[Work to be completed]
Leaving the images aside, print every record in the material exactly.

[Supplied material]
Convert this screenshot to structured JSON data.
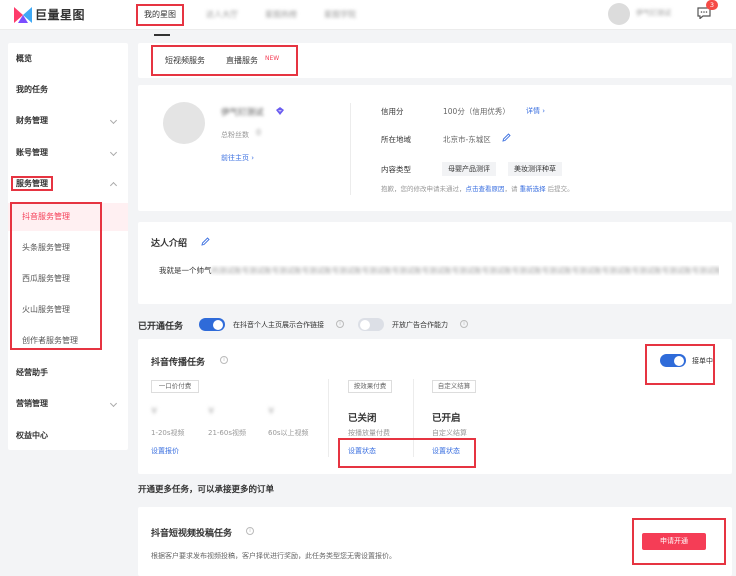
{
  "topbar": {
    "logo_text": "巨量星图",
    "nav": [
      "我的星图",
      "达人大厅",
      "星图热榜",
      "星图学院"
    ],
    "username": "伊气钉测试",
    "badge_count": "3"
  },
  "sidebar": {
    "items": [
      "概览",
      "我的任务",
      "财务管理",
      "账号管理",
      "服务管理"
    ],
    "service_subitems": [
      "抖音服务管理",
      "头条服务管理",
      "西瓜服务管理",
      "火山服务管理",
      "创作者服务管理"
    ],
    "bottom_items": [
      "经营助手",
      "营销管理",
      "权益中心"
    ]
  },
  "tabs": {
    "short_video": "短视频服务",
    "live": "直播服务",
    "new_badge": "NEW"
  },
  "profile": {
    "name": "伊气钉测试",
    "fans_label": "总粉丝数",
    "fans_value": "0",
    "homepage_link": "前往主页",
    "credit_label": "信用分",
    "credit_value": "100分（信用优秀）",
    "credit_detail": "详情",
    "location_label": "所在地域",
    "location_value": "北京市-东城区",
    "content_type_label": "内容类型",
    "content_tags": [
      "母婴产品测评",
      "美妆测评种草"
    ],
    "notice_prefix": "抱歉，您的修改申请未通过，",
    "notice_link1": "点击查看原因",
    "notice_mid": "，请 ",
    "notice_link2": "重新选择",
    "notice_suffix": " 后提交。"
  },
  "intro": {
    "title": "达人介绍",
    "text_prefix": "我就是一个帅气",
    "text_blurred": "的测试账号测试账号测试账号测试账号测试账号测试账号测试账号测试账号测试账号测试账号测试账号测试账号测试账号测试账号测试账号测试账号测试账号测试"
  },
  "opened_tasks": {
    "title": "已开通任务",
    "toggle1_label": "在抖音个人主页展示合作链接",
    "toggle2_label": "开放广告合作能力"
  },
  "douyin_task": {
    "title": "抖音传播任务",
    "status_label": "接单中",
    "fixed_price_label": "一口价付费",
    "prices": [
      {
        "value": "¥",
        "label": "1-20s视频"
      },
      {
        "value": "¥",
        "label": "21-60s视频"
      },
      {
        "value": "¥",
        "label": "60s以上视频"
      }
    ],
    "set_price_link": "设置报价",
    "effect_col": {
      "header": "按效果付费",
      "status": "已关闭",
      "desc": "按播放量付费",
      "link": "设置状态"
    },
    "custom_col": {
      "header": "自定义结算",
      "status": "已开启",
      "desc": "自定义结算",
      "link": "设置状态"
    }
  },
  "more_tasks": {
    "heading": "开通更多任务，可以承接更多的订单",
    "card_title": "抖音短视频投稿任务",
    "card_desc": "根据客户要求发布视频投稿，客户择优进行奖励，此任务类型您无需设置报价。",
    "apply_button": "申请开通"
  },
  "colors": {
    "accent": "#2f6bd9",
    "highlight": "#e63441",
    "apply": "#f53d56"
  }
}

[Written solution]
Convert this screenshot to structured JSON data.
{
  "topbar": {
    "logo_text": "巨量星图",
    "nav": [
      "我的星图",
      "达人大厅",
      "星图热榜",
      "星图学院"
    ],
    "username": "伊气钉测试",
    "badge_count": "3"
  },
  "sidebar": {
    "items": [
      "概览",
      "我的任务",
      "财务管理",
      "账号管理",
      "服务管理"
    ],
    "service_subitems": [
      "抖音服务管理",
      "头条服务管理",
      "西瓜服务管理",
      "火山服务管理",
      "创作者服务管理"
    ],
    "bottom_items": [
      "经营助手",
      "营销管理",
      "权益中心"
    ]
  },
  "tabs": {
    "short_video": "短视频服务",
    "live": "直播服务",
    "new_badge": "NEW"
  },
  "profile": {
    "name": "伊气钉测试",
    "fans_label": "总粉丝数",
    "fans_value": "0",
    "homepage_link": "前往主页",
    "credit_label": "信用分",
    "credit_value": "100分（信用优秀）",
    "credit_detail": "详情",
    "location_label": "所在地域",
    "location_value": "北京市-东城区",
    "content_type_label": "内容类型",
    "content_tags": [
      "母婴产品测评",
      "美妆测评种草"
    ],
    "notice_prefix": "抱歉，您的修改申请未通过，",
    "notice_link1": "点击查看原因",
    "notice_mid": "，请 ",
    "notice_link2": "重新选择",
    "notice_suffix": " 后提交。"
  },
  "intro": {
    "title": "达人介绍",
    "text_prefix": "我就是一个帅气",
    "text_blurred": "的测试账号测试账号测试账号测试账号测试账号测试账号测试账号测试账号测试账号测试账号测试账号测试账号测试账号测试账号测试账号测试账号测试账号测试"
  },
  "opened_tasks": {
    "title": "已开通任务",
    "toggle1_label": "在抖音个人主页展示合作链接",
    "toggle2_label": "开放广告合作能力"
  },
  "douyin_task": {
    "title": "抖音传播任务",
    "status_label": "接单中",
    "fixed_price_label": "一口价付费",
    "prices": [
      {
        "value": "¥",
        "label": "1-20s视频"
      },
      {
        "value": "¥",
        "label": "21-60s视频"
      },
      {
        "value": "¥",
        "label": "60s以上视频"
      }
    ],
    "set_price_link": "设置报价",
    "effect_col": {
      "header": "按效果付费",
      "status": "已关闭",
      "desc": "按播放量付费",
      "link": "设置状态"
    },
    "custom_col": {
      "header": "自定义结算",
      "status": "已开启",
      "desc": "自定义结算",
      "link": "设置状态"
    }
  },
  "more_tasks": {
    "heading": "开通更多任务，可以承接更多的订单",
    "card_title": "抖音短视频投稿任务",
    "card_desc": "根据客户要求发布视频投稿，客户择优进行奖励，此任务类型您无需设置报价。",
    "apply_button": "申请开通"
  },
  "colors": {
    "accent": "#2f6bd9",
    "highlight": "#e63441",
    "apply": "#f53d56"
  }
}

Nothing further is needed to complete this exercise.